@HMaar

Dr. Ira Helfand — Ira Helfand is a physician, co-founder, and past president of Physicians for Social Responsibility. He is also past president of the International Physicians for the Prevention of Nuclear War (IPPNW), and a member of the International Steering Group of the International Campaign to Abolish Nuclear Weapons (ICAN). He is the author of the report, “Nuclear Famine: Two Billion at Risk?

Leslie Cagan Leslie is an activist, writer, and organizer. She was the national coordinator of United for Peace and Justice, lead organizer of the 1982 Freeze Rally in New York City, and author of Why the Spirit of June 12, 1982, Matters

Dr. Helen Caldicott Dr. Caldicott is a physician, co-founder of Physicians for Social Responsibility, founder of Women's Action for Nuclear Disarmament, and author of numerous books, including Nuclear Madness: What You Can Do, and Missile Envy: The Arms Race and Nuclear War.
@DrHCaldicott

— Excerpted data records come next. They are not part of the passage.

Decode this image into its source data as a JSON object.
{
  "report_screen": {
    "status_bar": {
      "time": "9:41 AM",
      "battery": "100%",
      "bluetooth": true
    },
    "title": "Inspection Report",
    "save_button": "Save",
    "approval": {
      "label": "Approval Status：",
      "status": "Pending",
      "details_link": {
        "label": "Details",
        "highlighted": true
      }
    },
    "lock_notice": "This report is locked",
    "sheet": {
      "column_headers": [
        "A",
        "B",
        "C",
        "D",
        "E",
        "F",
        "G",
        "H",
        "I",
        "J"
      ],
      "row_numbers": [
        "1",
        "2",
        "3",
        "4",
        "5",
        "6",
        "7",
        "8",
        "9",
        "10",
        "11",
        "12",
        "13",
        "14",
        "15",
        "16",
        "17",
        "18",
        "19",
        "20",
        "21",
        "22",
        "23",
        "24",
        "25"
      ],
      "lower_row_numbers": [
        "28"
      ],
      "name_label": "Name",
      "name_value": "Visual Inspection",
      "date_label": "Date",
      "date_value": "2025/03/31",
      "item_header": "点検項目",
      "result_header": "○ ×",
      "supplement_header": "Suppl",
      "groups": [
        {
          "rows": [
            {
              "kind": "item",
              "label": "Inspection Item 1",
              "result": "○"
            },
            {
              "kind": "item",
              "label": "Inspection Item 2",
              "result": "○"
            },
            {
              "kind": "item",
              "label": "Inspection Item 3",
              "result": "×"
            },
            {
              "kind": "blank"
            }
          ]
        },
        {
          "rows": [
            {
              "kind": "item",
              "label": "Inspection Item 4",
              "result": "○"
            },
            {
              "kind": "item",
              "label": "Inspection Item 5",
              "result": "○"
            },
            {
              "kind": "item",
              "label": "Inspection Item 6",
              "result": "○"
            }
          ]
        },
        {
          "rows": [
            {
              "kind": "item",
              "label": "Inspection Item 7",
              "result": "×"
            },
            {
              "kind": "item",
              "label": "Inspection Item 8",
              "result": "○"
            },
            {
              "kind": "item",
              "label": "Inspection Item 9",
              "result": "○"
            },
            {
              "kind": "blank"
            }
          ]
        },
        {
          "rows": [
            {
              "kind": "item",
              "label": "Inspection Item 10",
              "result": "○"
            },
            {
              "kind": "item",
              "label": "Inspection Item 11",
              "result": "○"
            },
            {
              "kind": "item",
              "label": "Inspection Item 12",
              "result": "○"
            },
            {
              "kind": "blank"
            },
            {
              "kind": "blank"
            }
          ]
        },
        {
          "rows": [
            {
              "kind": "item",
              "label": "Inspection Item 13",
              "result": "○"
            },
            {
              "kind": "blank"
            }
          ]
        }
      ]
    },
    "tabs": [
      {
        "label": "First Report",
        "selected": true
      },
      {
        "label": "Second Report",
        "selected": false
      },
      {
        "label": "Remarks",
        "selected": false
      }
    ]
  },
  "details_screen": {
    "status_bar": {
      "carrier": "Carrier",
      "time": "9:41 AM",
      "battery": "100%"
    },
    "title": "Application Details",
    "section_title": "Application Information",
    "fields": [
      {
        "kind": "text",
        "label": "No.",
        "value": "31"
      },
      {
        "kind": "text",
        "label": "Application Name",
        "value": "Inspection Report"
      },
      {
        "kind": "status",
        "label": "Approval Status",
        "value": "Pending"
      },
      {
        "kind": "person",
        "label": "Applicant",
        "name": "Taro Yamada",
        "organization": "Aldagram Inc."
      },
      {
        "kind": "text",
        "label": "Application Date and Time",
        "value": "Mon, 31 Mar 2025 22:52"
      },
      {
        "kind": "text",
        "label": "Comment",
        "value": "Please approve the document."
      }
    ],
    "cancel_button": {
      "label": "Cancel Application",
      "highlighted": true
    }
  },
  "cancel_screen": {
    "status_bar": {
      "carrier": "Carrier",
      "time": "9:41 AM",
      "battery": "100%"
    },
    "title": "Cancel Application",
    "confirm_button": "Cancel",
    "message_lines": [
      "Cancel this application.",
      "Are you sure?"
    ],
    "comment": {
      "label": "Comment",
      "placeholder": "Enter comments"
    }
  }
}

Dr. Vincent Intondi Dr. Intondi is a professor of history and director of the Institute for Race, Justice, and Civic Engagement at Montgomery College in Takoma Park, Maryland.  author of Saving the World from Nuclear World: The June 12, 1982, Disarmament Rally and Beyond and of African Americans Against the Bomb: Nuclear Weapons, Colonialism, and the Black Freedom Movement.
@VincentIntondi  www.vincentintondi.com